There’s so much oversaturation - how do you cut through the noise? If you’re talking about things that really matter you, political matters, it’s so easy to feel like you’re talking into a black hole, like you’re not being listened to. The most interesting, engaging thing you can do as a creator is try to create something that hasn’t been done before. What I’m doing is bringing musical styles together that haven’t been brought together before, or maybe they have, but I’m trying to bring them together in my own way.
Personally for me, I suck at writing fiction. I’m good at being autobiographical, because I think that’s what people want to hear. My experiences are what I know the most vividly, I feel that’s what people will connect to. I feel like if people like my music, they’ll like - by extension - my own personality, not a character I’m putting on. If you’re making something that sounds like everyone, that’s not fun.
Do you think it’s more difficult to find an audience if there’s not an easy label that a blog or media outlet can throw on you?
When I started writing my stuff, it was a bit like Bedroom Pop. That’s not what I had in mind necessarily, but people like Mac Demarco and Clairo were coming up. I guess it’s a reflex for publications to have a snappy title, but that’s not what I’m interested in because it’s not as fun.
I’m a student of music before I’m a creator of it; I want to learn as much as I can, and my music brain spreads into all of these places intuitively. I think people have reacted well to that, especially now the EP is out. When you have three songs out, people can’t really have a favourite song. I have a few more, now people have favourites for different reasons; it’s not just the aesthetic they’re liking, but the message. We’re all a bit schizophrenic, my music is a reflection of that.

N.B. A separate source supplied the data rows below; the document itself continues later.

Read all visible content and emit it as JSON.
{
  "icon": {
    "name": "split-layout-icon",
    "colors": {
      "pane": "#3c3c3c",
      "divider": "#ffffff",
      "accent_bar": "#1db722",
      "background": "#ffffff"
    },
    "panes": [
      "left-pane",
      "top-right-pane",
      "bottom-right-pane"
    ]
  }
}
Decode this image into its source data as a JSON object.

How plugged into the insights and data of your streaming and socials platforms are you?
I check it like a fiend. Some people wake up and they check Instagram, the first thing I do when I wake up is check Spotify For Artists. But the numbers are so unfulfilling, because that’s all they are. You get that little dopamine rush and it’s nice that you’re getting streams, but I’ve never looked at my streaming numbers and been like “I can die now”.

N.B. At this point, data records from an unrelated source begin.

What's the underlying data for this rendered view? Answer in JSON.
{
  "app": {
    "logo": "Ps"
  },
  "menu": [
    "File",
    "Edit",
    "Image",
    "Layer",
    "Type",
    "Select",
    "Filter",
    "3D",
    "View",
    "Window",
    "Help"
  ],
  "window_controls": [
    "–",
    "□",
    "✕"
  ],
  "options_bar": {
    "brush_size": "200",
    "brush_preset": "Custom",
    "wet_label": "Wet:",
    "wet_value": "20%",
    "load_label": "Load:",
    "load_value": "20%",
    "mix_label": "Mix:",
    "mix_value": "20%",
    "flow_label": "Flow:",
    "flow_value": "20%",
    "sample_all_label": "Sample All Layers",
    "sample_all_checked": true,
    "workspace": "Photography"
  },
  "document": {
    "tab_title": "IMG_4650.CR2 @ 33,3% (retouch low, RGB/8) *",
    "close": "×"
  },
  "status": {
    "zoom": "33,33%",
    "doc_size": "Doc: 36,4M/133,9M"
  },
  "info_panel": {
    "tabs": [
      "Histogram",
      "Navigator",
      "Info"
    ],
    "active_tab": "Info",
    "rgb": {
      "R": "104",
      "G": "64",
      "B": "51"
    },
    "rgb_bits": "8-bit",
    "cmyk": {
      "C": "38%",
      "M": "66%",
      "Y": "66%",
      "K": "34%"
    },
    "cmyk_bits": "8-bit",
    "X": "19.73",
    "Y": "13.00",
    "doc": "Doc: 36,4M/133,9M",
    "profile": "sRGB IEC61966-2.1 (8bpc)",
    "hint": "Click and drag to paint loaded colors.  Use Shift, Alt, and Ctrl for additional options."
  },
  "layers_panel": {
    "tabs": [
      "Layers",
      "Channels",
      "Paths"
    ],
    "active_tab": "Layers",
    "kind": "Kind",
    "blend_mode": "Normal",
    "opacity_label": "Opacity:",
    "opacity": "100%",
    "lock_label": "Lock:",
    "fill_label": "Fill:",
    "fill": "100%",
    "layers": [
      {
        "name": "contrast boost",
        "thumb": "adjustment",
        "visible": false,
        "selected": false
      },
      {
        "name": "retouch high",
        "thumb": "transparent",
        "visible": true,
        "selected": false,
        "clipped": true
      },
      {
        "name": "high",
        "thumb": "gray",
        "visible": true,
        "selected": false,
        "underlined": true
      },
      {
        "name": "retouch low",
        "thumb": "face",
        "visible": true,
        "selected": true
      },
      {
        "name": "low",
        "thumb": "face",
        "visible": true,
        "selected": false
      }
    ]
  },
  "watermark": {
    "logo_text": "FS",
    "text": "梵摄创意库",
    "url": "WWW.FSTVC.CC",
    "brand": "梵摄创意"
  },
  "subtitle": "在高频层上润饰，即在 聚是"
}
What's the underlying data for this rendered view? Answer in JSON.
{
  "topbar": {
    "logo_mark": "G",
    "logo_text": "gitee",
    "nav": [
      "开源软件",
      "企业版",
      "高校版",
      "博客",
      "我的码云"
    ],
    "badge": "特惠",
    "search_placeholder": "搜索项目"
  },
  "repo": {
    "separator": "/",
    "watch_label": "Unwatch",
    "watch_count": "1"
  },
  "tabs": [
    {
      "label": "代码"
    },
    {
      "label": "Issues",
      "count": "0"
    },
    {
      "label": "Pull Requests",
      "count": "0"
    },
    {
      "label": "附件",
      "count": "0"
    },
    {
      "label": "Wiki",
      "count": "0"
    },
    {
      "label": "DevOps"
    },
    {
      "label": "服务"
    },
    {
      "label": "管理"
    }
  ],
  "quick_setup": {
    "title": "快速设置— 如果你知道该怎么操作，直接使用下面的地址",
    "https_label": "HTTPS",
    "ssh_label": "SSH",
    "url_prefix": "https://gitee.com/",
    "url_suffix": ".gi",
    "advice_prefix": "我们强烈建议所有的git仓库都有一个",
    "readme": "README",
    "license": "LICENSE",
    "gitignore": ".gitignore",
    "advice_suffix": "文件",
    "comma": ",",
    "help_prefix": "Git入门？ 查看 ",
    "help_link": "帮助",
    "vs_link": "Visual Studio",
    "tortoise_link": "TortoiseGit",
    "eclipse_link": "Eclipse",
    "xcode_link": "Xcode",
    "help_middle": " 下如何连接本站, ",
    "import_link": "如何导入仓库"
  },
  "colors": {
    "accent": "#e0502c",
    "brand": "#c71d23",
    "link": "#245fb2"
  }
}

What does motivate me is engaging with people on social media; just recently, some people made a completely fan-made discord server that’s really well organised. They added 50-60 people before I joined, and it’s all people from Bangladesh - from rural areas too.

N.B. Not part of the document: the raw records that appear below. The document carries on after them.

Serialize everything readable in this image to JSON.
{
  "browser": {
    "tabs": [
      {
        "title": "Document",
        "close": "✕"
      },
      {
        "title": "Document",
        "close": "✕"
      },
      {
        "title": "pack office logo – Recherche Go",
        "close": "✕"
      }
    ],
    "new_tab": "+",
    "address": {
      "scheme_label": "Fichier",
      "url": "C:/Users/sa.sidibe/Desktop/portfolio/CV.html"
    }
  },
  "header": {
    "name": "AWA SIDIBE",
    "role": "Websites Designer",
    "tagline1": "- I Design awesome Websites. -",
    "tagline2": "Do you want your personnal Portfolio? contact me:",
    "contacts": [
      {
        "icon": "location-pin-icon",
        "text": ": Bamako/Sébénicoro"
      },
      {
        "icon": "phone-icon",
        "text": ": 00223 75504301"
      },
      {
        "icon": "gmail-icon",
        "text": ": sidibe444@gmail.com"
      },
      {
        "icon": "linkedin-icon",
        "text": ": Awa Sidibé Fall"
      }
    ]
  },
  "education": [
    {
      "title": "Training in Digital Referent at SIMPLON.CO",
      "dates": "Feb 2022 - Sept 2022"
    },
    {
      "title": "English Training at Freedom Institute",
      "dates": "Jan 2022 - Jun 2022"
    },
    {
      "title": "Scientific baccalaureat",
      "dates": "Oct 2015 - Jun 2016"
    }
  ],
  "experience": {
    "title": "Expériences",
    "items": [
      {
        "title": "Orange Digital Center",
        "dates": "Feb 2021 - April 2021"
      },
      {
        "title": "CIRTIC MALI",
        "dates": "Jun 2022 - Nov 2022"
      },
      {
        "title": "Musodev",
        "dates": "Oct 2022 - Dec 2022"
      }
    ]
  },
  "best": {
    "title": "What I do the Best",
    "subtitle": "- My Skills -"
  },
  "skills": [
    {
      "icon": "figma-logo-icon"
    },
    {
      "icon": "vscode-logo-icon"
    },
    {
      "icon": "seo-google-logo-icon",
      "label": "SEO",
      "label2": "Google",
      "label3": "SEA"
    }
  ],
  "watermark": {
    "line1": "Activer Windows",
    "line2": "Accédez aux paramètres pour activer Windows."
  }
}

We did a Spotify canvas campaign where people played my song 'Amar Jaan' and did a video of their view from the roof. I was in lockdown back then and a lot of other people were also in lockdown, so I was like ‘send me a video of your view’ and I’ll make it my Spotify canvas for the week. We got people from all over the world to send in videos, and it was beautiful to see their views. That’s how I make it fulfilling, statistics don’t feel fulfilling for me.
How have your goals changed since you released your EP?
It was so hard to gauge my expectations, being Bangladeshi, I don’t know anyone who looks like me who has made it. If I was to ‘make it’ internationally, it would be a completely unique thing. My expectations were very muddled. Of course, there was that part of me who was like “I want to be like Kanye, I want to sell out stadiums and go all over the world”. Now, my expectations are a lot less muddled, right now I have solidified my message and I know where that can take me better than I did back then.
I know that I’m not making pop music - if I get on the charts, ‘hallelujah’ - but this isn’t necessarily the type of music that is going to blow up. My message is going to be one of sincerity, sharing the Bangladeshi experience and being really sincere about how messed up the world is. I know where that can take me now, because I’ve seen how people react to it. I don’t want to be a Kanye, I want to be a Dameer.
Never miss out on the next big thing
Our newsletter contains a weekly round up of all our hot artist alerts, weekly charts and other data and analysis.
SIGN UP NOW!